Customer service, in a post Covid world, is not disappearing – rather it is evolving. If anything, the pandemic appears to have given companies an opportunity to reset their approach to customer service.. If anything, the pandemic appears to have given companies an opportunity to reset their approach to customer service.
Customer service, in a post Covid world, is not disappearing – rather it is evolving.
Research suggests that three aspects are important for consumers when it comes to satisfaction and feeling that they receive fair service following a complaint.
First, distributive justice, which refers to consumers being satisfied with the outcome from the service experience or complaint handling. That is, if your flight was delayed by more than 2 hours, are you happy with the compensation received?
Second, procedural justice, which refers to the way a complaint is handled – was it done in a fair, objective manner? If you complained about your meal, were you listened to? Did you get a chance to explain what was wrong about it?
Third, interactional justice, which refers to the way consumers are treated throughout the complaint process.

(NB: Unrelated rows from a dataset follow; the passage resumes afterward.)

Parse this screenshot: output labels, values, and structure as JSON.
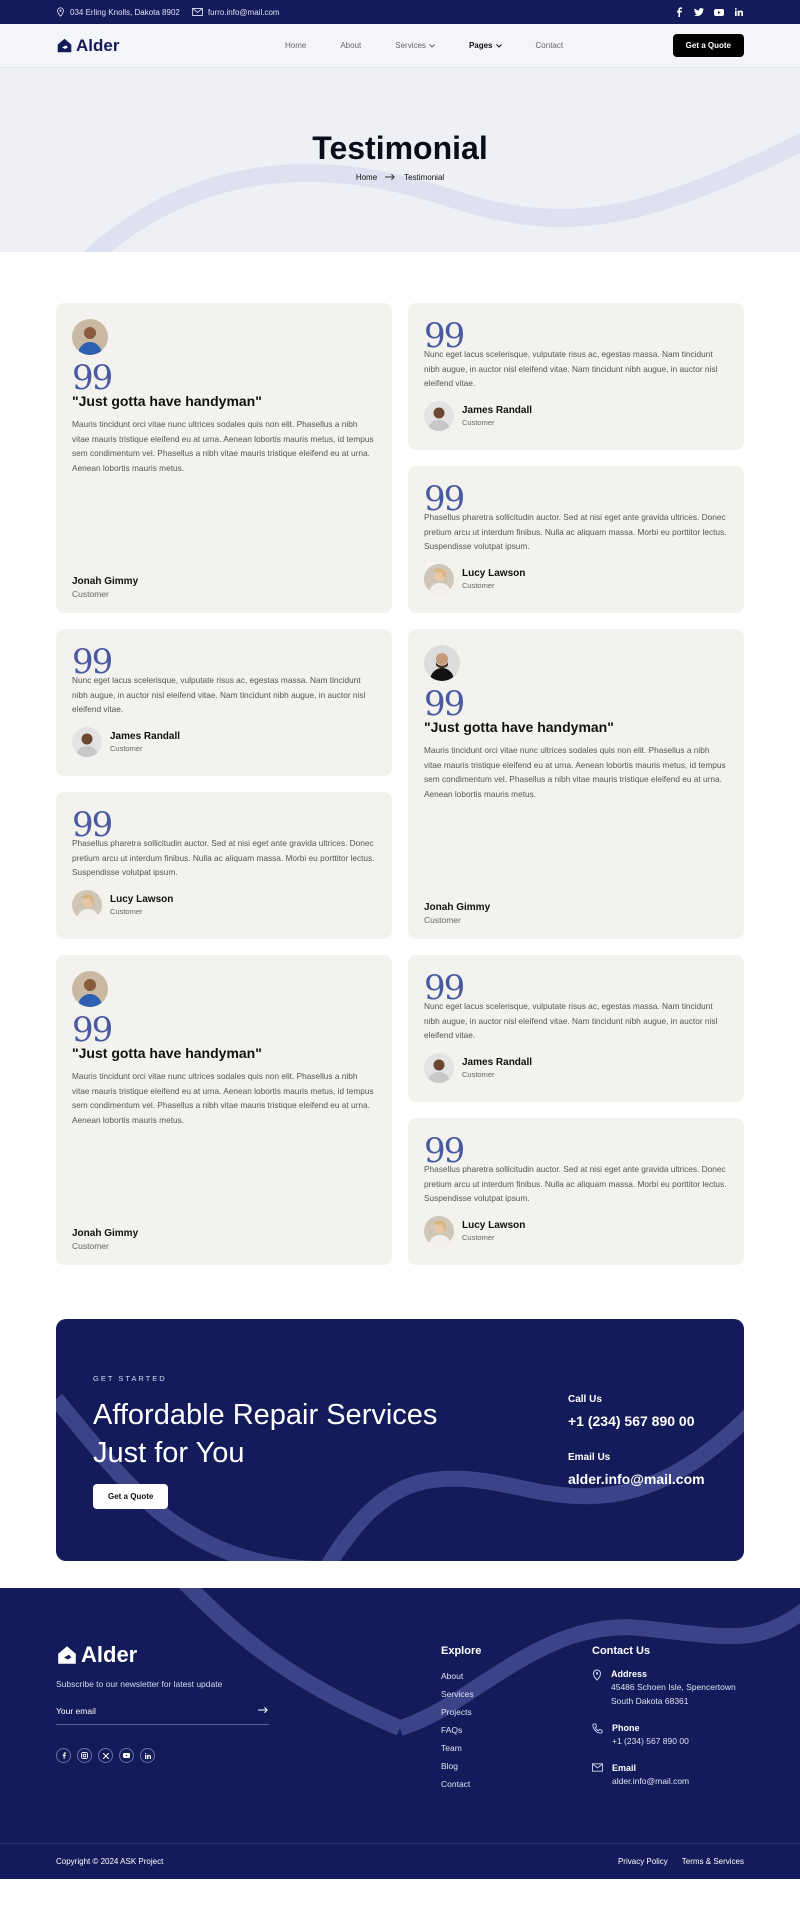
{
  "topbar": {
    "address": "034 Erling Knolls, Dakota 8902",
    "email": "furro.info@mail.com",
    "social_icons": [
      "facebook-icon",
      "twitter-icon",
      "youtube-icon",
      "linkedin-icon"
    ]
  },
  "header": {
    "brand": "Alder",
    "nav": [
      "Home",
      "About",
      "Services",
      "Pages",
      "Contact"
    ],
    "cta": "Get a Quote"
  },
  "hero": {
    "title": "Testimonial",
    "breadcrumb_home": "Home",
    "breadcrumb_current": "Testimonial"
  },
  "testimonials": {
    "big": {
      "headline": "\"Just gotta have handyman\"",
      "text": "Mauris tincidunt orci vitae nunc ultrices sodales quis non elit. Phasellus a nibh vitae mauris tristique eleifend eu at urna. Aenean lobortis mauris metus, id tempus sem condimentum vel. Phasellus a nibh vitae mauris tristique eleifend eu at urna. Aenean lobortis mauris metus.",
      "name": "Jonah Gimmy",
      "role": "Customer"
    },
    "james": {
      "text": "Nunc eget lacus scelerisque, vulputate risus ac, egestas massa. Nam tincidunt nibh augue, in auctor nisl eleifend vitae. Nam tincidunt nibh augue, in auctor nisl eleifend vitae.",
      "name": "James Randall",
      "role": "Customer"
    },
    "lucy": {
      "text": "Phasellus pharetra sollicitudin auctor. Sed at nisi eget ante gravida ultrices. Donec pretium arcu ut interdum finibus. Nulla ac aliquam massa. Morbi eu porttitor lectus. Suspendisse volutpat ipsum.",
      "name": "Lucy Lawson",
      "role": "Customer"
    },
    "quote_glyph": "99"
  },
  "cta": {
    "eyebrow": "GET STARTED",
    "title": "Affordable Repair Services Just for You",
    "button": "Get a Quote",
    "call_label": "Call Us",
    "call_value": "+1 (234) 567 890 00",
    "email_label": "Email Us",
    "email_value": "alder.info@mail.com"
  },
  "footer": {
    "brand": "Alder",
    "subscribe_text": "Subscribe to our newsletter for latest update",
    "email_placeholder": "Your email",
    "explore_title": "Explore",
    "explore_links": [
      "About",
      "Services",
      "Projects",
      "FAQs",
      "Team",
      "Blog",
      "Contact"
    ],
    "contact_title": "Contact Us",
    "address_label": "Address",
    "address_value": "45486 Schoen Isle, Spencertown South Dakota 68361",
    "phone_label": "Phone",
    "phone_value": "+1 (234) 567 890 00",
    "email_label": "Email",
    "email_value": "alder.info@mail.com",
    "copyright": "Copyright © 2024 ASK Project",
    "privacy": "Privacy Policy",
    "terms": "Terms & Services"
  },
  "colors": {
    "navy": "#141b5a",
    "cream": "#f4f2ee",
    "hero_bg": "#eef0f6"
  }
}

Does it mean companies can get away with anything? Certainly not. Bad customer service remains damaging for a company’s reputation. Companies who adopted controversial refund practices during the height of the pandemic and beyond still face customer backlash. The cornerstone of good customer service remains to consider consumers in the fairest possible way. This implies apologizing when one is wrong, not blaming customers for service failures, taking responsibility where appropriate, delivering on promises, and keeping a constant healthy flow of communication.
New technologies and progress in artificial intelligence may give companies a way to properly service customers in a more efficient manner. Yet, research on customer interactions with chatbots suggests that customers can feel devalued when being helped by artificial-intelligence-powered solutions.
PACE School of Sales Management, one of eight affiliated schools of PACE Institute of Management, is established to contribute to developing sales experts and professionals who have international capabilities and insightful realization of the business circumstance in Vietnam, helping organizations achieve outstanding and sustainable business results.